Accounting Rules Could Impact Equipment Lease Volume


Accounting rule changes, in the works for several years, are likely to have a mixed effect on the market for securitization of equipment leases. They could curtail leasing of new, large equipment, but lessors may have additional incentives to securitize the leases that they do make.

The second version of the Financial Accounting Standards Board’s proposal to update accounting for leases may be less controversial than the first. A major bone of contention around the FASB’s 2010 proposal was its complex requirements for real estate leases, such as factoring in whether a lease would be renewed or not. Those elements have largely been smoothed over, but the proposal nevertheless could significantly change how lessees recognize their lease-related expenses and affect their equipment-sourcing decisions, potentially impacting the volume of leases available to securitize.
Lessors, on the other hand, would be able to move securitizations of leases for big-ticket items off-balance sheet, which is not possible under current accounting rules.

“Now, virtually all equipment leases would look like direct finance leases and they’re going to be ready to securitize and go off-balance-sheet,” said Bill Bosco, president of consultancy Leasing 101 and a former Citibank executive specializing in leases.

That means lessors of aircraft, rail cars, shipping containers and other costly equipment that tend to have longer lease terms and are now accounted for as operating leases would be able to free up capital to originate more leases.

“Operating lessors may be more likely to feel the effect than what I would describe as financial lessors” who provide direct-finance leases, said Joe Turfler, chief financial officer of GreatAmerica Leasing Corp., which focuses on leasing out “small-ticket” equipment such as copiers and printers.
Turfler said the proposal would likely have little direct effect on GreatAmerica’s business because its direct-finance leases typically have tenors between 48 months and 60 months, in which time the lessor recoups most of the purchase price. Under current accounting rules those direct-finance leases are already reflected on a lessees’ balance sheet.

Although the proposal would benefit lessors seeking off-balance-sheet treatment, their clients’ operating leases would have to move onto the balance sheet.

“Lessees that now have operating leases may see the greatest impact. Some may get favorable accounting treatment under today’s rules and they could lose that under the new rules,” Turfler said.
Such a change could affect lessees’ decisions about how much equipment they source. In doing so, the proposed rule would potentially influence the types and quantity of leases available to be securitized. For example, the proposal would allow off-balance-sheet treatment for leases with tenors of less than 12 months and that may prompt lessees to shorten their leases. Real estate leases as well as equipment leases under 12 months would be classified as Type B leases, and most other equipment leases would fall under the Type A category.

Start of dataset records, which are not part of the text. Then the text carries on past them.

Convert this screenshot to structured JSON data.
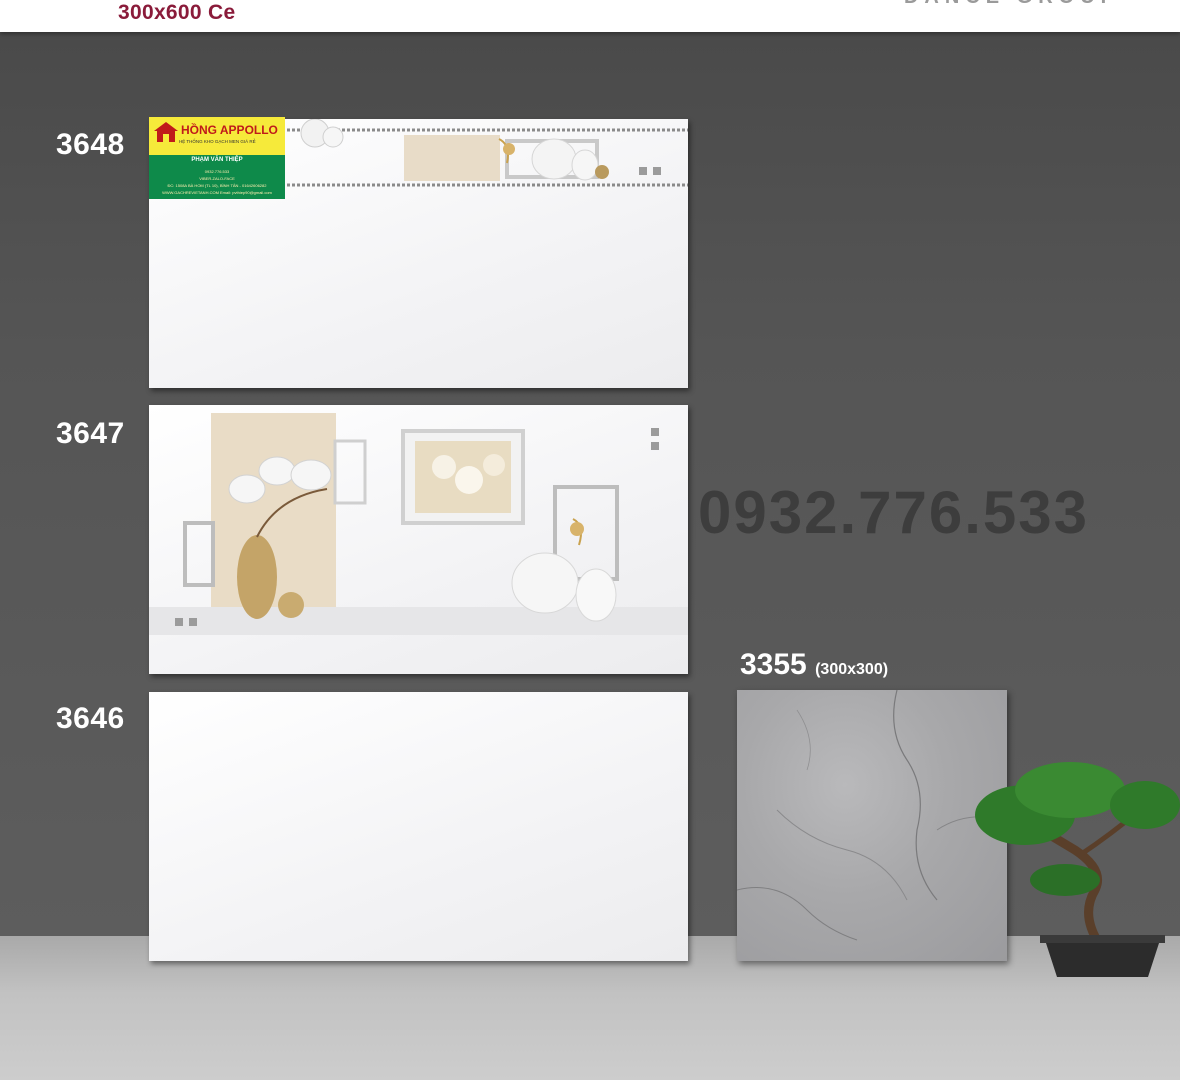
{
  "header": {
    "title": "300x600 Ce",
    "brand": "DANCE GROUP"
  },
  "tiles": [
    {
      "code": "3648"
    },
    {
      "code": "3647"
    },
    {
      "code": "3646"
    }
  ],
  "floor_tile": {
    "code": "3355",
    "size": "(300x300)"
  },
  "watermark_phone": "0932.776.533",
  "logo": {
    "name": "HỒNG APPOLLO",
    "tagline": "HỆ THỐNG KHO GẠCH MEN GIÁ RẺ",
    "person": "PHẠM VĂN THIỆP",
    "phone": "0932.776.533",
    "contact": "VIBER-ZALO-FACE",
    "address": "ĐC: 1508A BÀ HOM (TL 10), BÌNH TÂN - 01642606282",
    "web": "WWW.GACHREVIETANH.COM  Email: pvthiep90@gmail.com"
  },
  "colors": {
    "title": "#8a1b3a",
    "wall": "#555555",
    "floor": "#c2c2c2",
    "logo_yellow": "#f6ea3a",
    "logo_green": "#0e8a4a"
  }
}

FASB’s proposal would have a more direct impact on lessors that today provide operating leases. Those lessors securitize leases because it’s a cost-efficient form of financing, even though the deals must be reported on their balance sheets. The proposal would give them cheaper financing and off-balance-sheet treatment, freeing up capital.

An additional benefit for the lessor, said Dave Mirsky, co-founder and CEO of Pacific Rim Capital, a major forklift lessor, is that operating leases require depreciating the asset and paying more interest at the beginning of the lease, creating a book loss and a drag on earnings early on. Direct-finance leases, instead, incur straight-line expense recognition.

“So under the new proposal, leases won’t throw off losses in the early months and instead will provide earnings,” Mirsky said.

This benefit may prompt some lessors to consider securitization as an option, but it’s unlikely to create a surge in new issuers of lease ABS.

Mirsky said the costs involved in “creating a bond” mean that securitization tends to make the most sense for public lessors originating high volumes of leases.

Sectors today where lessors regularly tap the securitization market include rail cars and shipping containers. In an August report, Fitch Ratings said that $2.5 billion in asset-backed bonds were issued last year in nine transactions, and the first half of this year saw six deals totaling $1.7 billion.

ASR’s Scorecards Database includes at least two rail car equipment lease deals this year as well as three offerings of  equipment trust certificates from airlines, including American Airlines and US Airways.